leave the Admin password box blank during the first run of Windows XP or Vista
it assumes that you are the sole user and usually – but not always – that is
the last time you’ll be asked for a password. If you do create one choose
something that won’t be easily guessed by someone who knows you. That means not
using your own name or that of you partner, children, pets, your phone number,
street or house name and so on, at least not as-is. One way to create a
memorable password out of a familiar name or word is to reverse or jumble the
order of the letters. For example, if your cat’s called tibbles, your password
might be ‘selbbit’. To make it even stronger add your house number to the beginning
or end.

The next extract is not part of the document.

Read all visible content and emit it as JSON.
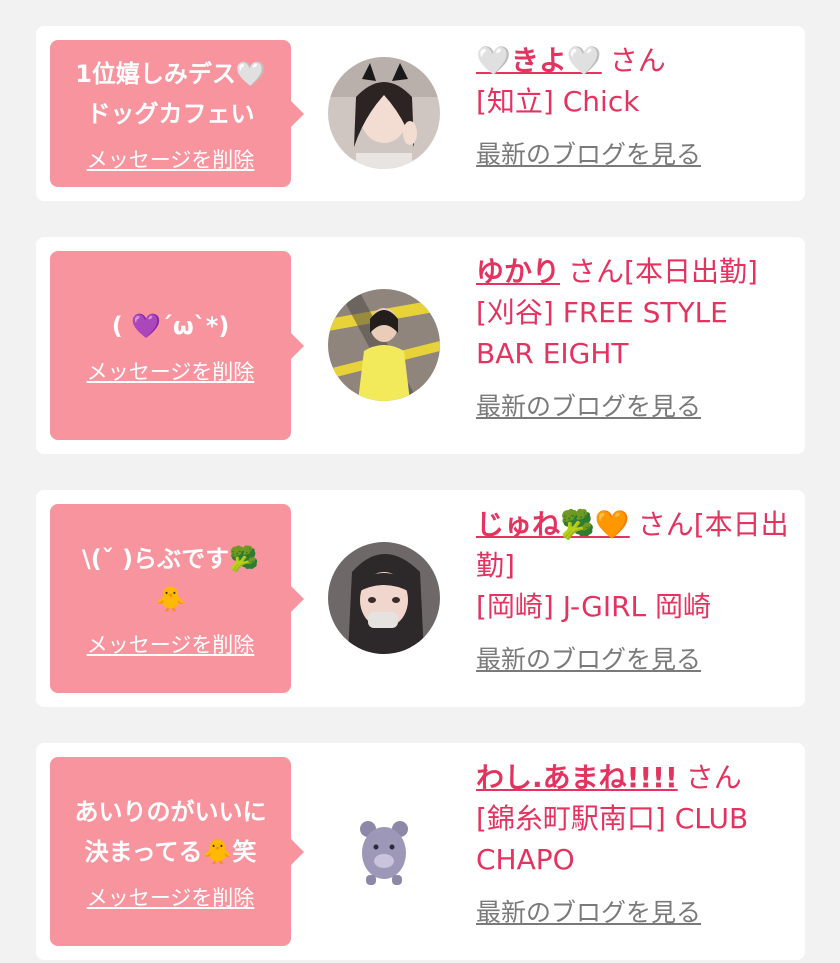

When you create a password Windows asks you to enter a ‘hint’ (more
about that in Part 3) to jog your memory if you forget it; in this case it
could be something like ‘catback’ or ‘pussrev’.
Don't forget, there's a
full archive of previous Boot Camp Top Tips at www.pctoptips.co.uk
© R. Maybury 2008, 0705
Part 2 3 4 5